The U.S. trade deficit showed a dramatic improvement in February, shrinking to the lowest point since December 1999, as imports of foreign goods from petroleum to shoes dropped by the largest amount on record.
The Commerce Department said Wednesday that the trade gap for February narrowed by 18.8 percent from a January imbalance of $33.3 billion to $27 billion, a far bigger improvement than economists had been expecting.
The narrowing deficit reflected a 4.4 percent decline in imports, the largest one-month decrease since the government started tracking monthly trade flows in goods and services in 1992.
The politically sensitive deficit with China narrowed sharply in February but the imbalance with Japan widened.

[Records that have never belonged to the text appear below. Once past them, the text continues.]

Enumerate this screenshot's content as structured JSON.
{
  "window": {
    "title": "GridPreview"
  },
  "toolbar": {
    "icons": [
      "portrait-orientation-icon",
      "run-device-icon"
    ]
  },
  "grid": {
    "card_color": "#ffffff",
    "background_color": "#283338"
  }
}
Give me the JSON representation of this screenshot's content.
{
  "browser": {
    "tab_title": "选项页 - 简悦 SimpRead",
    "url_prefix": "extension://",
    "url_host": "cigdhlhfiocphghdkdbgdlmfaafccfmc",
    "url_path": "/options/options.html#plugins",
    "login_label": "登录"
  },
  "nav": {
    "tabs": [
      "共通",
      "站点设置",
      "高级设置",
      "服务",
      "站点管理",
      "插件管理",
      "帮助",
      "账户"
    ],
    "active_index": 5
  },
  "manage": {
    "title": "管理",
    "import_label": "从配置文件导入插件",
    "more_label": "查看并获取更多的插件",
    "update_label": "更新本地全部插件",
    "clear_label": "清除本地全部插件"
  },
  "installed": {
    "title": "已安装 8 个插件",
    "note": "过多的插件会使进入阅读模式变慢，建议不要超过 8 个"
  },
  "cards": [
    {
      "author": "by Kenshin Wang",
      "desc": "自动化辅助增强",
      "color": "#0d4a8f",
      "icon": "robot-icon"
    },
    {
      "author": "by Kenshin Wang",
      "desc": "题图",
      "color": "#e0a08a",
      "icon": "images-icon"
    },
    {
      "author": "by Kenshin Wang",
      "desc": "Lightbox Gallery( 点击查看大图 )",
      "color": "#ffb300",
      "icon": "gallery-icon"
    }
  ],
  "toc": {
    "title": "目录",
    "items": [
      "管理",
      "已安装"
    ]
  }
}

Economists have been forecasting that the trade deficit could improve this year as the slowing U.S. economy cuts into what has been a seemingly insatiable demand by American consumers for foreign products.
Still, analysts cautioned against reading too much into a one-month change in America's trade performance. The January deficit of $33.3 billion was the second-highest imbalance on record and for years America's trade deficit exploded as the fast-growing U.S. economy sucked in imports from around the world.
The deficit for all of 2000 climbed to a record $368.9 billion, 39 percent higher than the previous high of $265 billion set in 1999.
Critics of U.S. trade policy contend that the Clinton administration's insistence on pursuing big free-trade agreements to open up foreign markets to U.S. goods has been a failure.
But President Bush signaled in a speech Wednesday that his administration will be even more free-trade oriented. He will travel to Canada Friday for two days of meetings with 33 leaders of the Western Hemisphere as they try to re-energize an effort to create the world's largest free-trade area, stretching from the Canadian Arctic to the tip of Argentina.
Mr. Bush said his administration will actively seek authority from Congress to negotiate the Free Trade Agreement of the Americas as well as other trade liberalization pacts. Former President Clinton was unable for seven years to win such negotiating authority from Congress.
The deficit with China dropped by 30 percent to $5.1 billion in February, the lowest level in nearly two years. Some in Congress have called for the United States to revoke China's normal trade status with the United States in retaliation for China's behavior in the recent standoff over the U.S. spy plane.
America's deficit with Japan increased by 4.4 percent to $6.1 billion, bucking the overall trend of a shrinking deficit with much of the world in February.
The $27 billion overall deficit in February was the smallest monthly imbalance since a $25.7 billion deficit in December 1999.
Overall, U.S. exports of goods and services rose by 1 percent in February to $90.5 billion as American sales of consumer goods hit a record high.
The 4.4 percent drop in imports pused them down to $117.4 billion and reflected big declines across a number of categories. Imports of consumer goods fell by $1.9 billion in February, led by a $422 million decrease in shipments of artwork. Government analysts said this category had been inflated in January by large shipments of paintings from Europe.
But virtually all categories of consumer goods were down, from toys and games to clothing and household appliances.
America's foreign oil bill fell by 8.5 percent to $8.8 billion in February. The number of barrels of imported crude oil dropped to the lowest level since December 1999 while the price per barrel edged up slightly to $23.76, compared to $23.13 in January.
Imports of autos and auto parts fell by $131 million in February.
By Martin Crutsinger
©MMI The Associated Press. All Rights Reserved. This material may not be published, broadcast, rewritten, or redistributed